Video: How’s it look?
In short, this is an absolutely gorgeous transfer from Universal. While it isn’t offered in the 4K format, it’s nearly flawless as is. The island in which the story takes place lends itself wonderfully to the HD format. The print is pristine, colors rich and nary a flaw to be noticed. Background shots are well defined as well as clothing and details on all of the actor’s faces. The image is AVC encoded with a 2.39:1 ratio. Viewers should be more than pleased with the results here.
Audio: How’s it sound?
The DTS HD track is also strong, with the opening sequence displaying the strong soundscape. The waves that crash in the background come through naturally and really draw us into this world. The vocals have the clarity I’m used to as well. The film has a lot going on, so the track stays busy throughout. Like the transfer, this track serves the film in a positive manner.
Supplements: What are the extras?
This disc contains no supplemental material. Not even a trailer.
The Bottom Line

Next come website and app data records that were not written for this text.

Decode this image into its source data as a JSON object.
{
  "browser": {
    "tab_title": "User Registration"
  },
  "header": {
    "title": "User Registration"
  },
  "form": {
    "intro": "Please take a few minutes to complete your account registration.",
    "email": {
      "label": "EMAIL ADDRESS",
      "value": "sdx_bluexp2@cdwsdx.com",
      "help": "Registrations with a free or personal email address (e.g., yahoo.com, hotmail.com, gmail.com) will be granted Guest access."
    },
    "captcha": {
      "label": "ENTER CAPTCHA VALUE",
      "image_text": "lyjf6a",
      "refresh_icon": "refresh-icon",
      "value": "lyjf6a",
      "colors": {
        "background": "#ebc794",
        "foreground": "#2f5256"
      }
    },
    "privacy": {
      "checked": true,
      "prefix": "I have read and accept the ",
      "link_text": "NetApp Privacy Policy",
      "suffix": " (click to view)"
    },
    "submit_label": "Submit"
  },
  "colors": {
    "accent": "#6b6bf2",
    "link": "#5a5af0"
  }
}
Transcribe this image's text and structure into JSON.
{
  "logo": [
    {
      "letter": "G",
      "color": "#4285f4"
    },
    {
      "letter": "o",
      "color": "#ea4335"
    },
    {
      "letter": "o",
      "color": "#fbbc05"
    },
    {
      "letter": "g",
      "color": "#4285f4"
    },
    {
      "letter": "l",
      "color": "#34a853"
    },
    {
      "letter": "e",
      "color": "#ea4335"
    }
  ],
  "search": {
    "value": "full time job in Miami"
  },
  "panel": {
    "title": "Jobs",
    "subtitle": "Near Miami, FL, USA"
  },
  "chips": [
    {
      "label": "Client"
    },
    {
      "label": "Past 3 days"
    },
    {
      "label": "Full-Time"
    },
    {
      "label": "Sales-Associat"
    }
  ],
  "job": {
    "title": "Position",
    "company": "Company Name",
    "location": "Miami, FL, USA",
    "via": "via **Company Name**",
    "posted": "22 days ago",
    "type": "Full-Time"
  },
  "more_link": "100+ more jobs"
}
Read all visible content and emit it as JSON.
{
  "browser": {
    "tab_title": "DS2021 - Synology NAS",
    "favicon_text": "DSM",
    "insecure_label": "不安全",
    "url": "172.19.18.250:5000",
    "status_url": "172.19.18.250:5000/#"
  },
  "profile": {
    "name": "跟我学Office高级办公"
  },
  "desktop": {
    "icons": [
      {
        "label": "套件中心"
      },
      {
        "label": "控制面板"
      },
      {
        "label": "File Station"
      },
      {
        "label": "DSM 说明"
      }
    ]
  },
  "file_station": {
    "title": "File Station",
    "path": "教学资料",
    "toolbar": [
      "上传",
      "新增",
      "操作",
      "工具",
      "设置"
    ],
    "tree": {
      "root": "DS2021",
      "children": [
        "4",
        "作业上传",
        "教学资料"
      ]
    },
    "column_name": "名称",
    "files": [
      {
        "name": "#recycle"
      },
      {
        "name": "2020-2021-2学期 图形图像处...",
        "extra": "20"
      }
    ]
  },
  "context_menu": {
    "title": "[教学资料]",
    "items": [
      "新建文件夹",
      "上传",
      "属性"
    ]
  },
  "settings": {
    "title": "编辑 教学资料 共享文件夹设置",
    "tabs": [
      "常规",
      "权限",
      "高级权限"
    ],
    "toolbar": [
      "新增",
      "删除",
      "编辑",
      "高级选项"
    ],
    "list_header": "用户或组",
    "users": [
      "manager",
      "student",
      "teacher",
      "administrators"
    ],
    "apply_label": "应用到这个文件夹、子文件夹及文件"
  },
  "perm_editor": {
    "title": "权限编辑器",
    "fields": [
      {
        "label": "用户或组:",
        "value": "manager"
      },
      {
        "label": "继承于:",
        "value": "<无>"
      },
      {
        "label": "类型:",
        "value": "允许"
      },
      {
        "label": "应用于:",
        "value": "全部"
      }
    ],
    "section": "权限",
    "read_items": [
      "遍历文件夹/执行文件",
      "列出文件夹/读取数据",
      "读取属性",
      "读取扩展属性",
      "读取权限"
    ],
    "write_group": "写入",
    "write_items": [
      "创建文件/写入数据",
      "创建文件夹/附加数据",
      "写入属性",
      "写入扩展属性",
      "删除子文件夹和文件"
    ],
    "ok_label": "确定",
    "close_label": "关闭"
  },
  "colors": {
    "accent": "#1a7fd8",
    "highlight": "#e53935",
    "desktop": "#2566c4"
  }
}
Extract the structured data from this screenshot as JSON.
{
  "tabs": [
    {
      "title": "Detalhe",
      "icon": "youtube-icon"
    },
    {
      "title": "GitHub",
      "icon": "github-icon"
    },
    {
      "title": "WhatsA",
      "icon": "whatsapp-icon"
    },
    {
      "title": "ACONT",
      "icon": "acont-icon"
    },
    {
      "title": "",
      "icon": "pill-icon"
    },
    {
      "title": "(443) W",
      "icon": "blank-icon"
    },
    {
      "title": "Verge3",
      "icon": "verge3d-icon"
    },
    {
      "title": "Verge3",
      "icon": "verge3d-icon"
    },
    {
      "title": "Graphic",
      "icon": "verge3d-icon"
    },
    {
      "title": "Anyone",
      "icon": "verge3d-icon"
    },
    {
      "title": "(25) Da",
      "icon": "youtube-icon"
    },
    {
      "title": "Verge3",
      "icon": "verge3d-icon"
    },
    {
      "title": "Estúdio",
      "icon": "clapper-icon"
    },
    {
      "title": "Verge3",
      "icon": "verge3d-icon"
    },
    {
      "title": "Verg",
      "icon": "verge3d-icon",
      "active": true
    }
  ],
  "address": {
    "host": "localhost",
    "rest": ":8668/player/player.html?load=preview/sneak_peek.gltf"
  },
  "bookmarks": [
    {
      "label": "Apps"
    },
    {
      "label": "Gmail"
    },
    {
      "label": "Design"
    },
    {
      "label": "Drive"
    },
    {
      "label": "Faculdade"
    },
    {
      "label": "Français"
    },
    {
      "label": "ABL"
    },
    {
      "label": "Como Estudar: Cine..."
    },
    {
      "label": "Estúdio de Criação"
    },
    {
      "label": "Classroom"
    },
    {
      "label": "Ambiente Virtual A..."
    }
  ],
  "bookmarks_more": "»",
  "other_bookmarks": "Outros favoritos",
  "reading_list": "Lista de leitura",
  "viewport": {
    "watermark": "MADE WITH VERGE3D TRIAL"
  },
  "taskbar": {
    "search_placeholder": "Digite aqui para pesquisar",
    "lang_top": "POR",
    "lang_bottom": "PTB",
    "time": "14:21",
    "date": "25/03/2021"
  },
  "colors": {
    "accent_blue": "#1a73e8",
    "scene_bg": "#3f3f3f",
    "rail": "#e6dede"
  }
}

I am at a loss for Serenity, which has a lot to offer. It was easily my most anticipated film in a long while. I certainly won’t say my small disappointment in the film is the result of me over-hyping it so much as just where the film takes us. The big reveal is certainly a unique one, but also not the most interesting or satisfying one. In some ways it feels like the plot is a bit wasted, but on the other hand, the film is just too enticing to dismiss entirely. I say see it, but with caveats. It’s certainly one that warrants much discussion afterwards. Now having viewed it for a second time with a shifted perspective, I could appreciate certain elements more and obviously I knew what to expect. The film leaves me with some questions, but in a good way. By that I mean that it resonates and gets under my skin. I wish the disc included at least a commentary track, but that wasn’t to be. Still, the film earns my recommendation.